What is required.
Whenever the word "based" appears in a line of the listing, copy that line.
Top of Exercise material
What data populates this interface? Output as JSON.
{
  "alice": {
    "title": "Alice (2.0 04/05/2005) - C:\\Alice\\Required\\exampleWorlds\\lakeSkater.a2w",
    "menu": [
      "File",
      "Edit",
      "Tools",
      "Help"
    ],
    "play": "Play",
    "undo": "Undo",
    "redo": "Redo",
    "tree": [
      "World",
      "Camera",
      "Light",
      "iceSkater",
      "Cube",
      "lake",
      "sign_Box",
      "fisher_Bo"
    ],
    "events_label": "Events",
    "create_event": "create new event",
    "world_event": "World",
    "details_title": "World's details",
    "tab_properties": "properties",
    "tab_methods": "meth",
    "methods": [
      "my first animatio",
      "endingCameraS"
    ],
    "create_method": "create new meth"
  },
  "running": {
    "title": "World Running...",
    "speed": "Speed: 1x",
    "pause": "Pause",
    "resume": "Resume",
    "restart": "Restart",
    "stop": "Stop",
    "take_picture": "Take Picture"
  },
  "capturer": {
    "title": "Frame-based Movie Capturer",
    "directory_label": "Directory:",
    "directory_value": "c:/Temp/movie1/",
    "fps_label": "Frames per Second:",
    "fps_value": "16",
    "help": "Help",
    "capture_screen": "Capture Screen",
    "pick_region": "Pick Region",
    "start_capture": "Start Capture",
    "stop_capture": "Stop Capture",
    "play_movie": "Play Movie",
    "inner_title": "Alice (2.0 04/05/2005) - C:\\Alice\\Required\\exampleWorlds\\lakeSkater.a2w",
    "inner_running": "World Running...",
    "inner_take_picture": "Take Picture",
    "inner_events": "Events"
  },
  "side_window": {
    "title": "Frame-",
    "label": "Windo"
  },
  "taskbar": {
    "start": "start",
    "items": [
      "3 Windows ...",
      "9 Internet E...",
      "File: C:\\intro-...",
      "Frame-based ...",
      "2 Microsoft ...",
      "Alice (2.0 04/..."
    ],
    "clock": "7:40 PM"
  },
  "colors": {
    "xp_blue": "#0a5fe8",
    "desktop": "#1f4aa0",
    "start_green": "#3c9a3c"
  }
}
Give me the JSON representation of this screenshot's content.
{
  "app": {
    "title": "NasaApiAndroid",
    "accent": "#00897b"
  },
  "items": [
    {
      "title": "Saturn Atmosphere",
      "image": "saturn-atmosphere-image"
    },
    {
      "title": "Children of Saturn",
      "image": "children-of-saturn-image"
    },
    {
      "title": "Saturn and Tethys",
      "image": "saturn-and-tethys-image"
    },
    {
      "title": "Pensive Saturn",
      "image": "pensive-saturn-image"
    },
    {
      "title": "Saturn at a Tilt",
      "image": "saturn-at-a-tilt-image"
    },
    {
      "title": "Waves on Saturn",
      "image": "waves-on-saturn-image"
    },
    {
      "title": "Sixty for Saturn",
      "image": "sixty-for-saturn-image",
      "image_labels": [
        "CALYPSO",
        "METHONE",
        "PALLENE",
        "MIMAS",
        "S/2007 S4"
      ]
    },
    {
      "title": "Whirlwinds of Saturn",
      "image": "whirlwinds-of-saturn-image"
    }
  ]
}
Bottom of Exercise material
Task response.
    "title": "Frame-based Movie Capturer",
      "Frame-based ...",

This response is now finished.